Methinks the lady doth protest too much.
I just wrote about Hillary and her candidacy last month, and not in a very favorable way. This month, I find myself writing about her again, and not in a very favorable way. Perhaps some in Hillary’s campaign would charge me with “the-politics-of-piling-on” Hillary because she is a woman. That’s what her campaign did after Hillary’s poor outing in the last Democratic presidential debate when the other candidates went after her: It implied that the other candidates, all male, had “piled on” Hillary because she is a female. Methinks Lady Hillary doth protest too much.
Indeed, the same week that Hillary’s campaign accused her male counterparts of “the politics of pile on,” she also appeared at her alma mater, Wellesley. When addressing a crowd of “Hillblazers,” young female supporters, Hillary said, “In so many ways, this all women’s college prepared me to compete in the all-boys’ club of presidential politics.”
Well, apparently it didn’t. If it had, Hillary would have known the difference between being singled out because she’s a woman and being singled out because she’s got a 20-point lead on the men.
Whether I think Hillary is the best Democrat in the field is irrelevant to the fact that, before playing the gender card after the last debate, Hillary had run the smartest campaign of anyone in the Democratic primary. Even though she’s not my candidate, I thought that she had outperformed Obama, Edwards, and the others every time. During the debates, she projected strength, experience, knowledge, and self-assurance. She never got ruffled. She was virtually untouchable.
Then, in the last debate, she was asked about whether New York governor Eliot Spitzer’s plan to offer illegal immigrants driver’s licenses was the right decision. Hillary waffled, saying first one thing, then another, and then finally accused Tim Russert of asking her a “gotcha” question when it became apparent that her answers were doublespeak. If it was a “gotcha” question, it certainly didn’t “get” any of the other candidates. And even if it had been a “gotcha” question, it’s a debate, Hillary. That’s the point: to ask candidates tough questions to see how they handle them under fire. Hillary had been great under fire. In the last debate, she wasn’t.
In short, the last debate wasn’t Hillary’s finest performance. She should have simply acknowledged that after the debate and come loaded for bear the next time.

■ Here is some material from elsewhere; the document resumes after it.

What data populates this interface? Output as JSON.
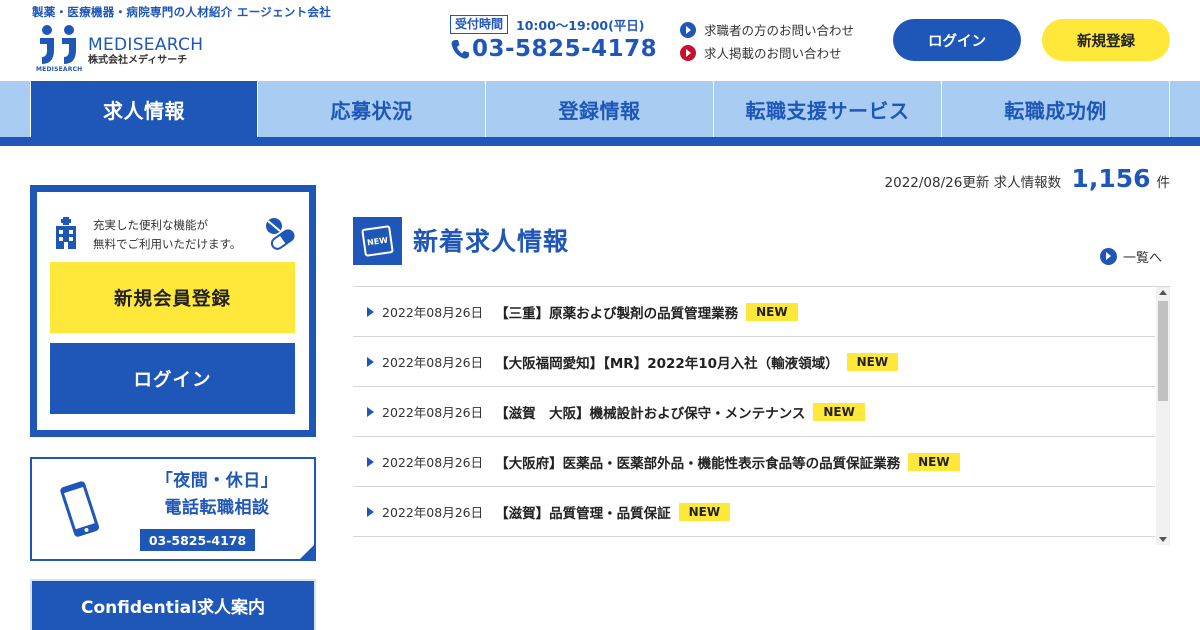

But she didn’t. Instead, she had her campaign accuse the male candidates of “piling on,” implying that six men piling on one woman was unfair. She played the gender card, which was stupid. Until then, Hillary hadn’t played the gender card. She didn’t have to. Everyone knows she’s a woman. She’s not exactly in the closet.
More importantly, the men on the stage didn’t go after Hillary because she’s got a
va-jay-jay . They went after her because, until then, she was more than 20 points ahead of her nearest male competitor.
Frontrunners have bull’s eyes on them, whether the frontrunners are males or females. If Hillary learned anything at Wellesley, in the White House, or in her time in the Senate about the “all boys’ club of presidential politics,” she should have at least learned that.
Writing from the liberal side, Houston attorney Daryl Moore has a general practice and is board certified in civil appellate law.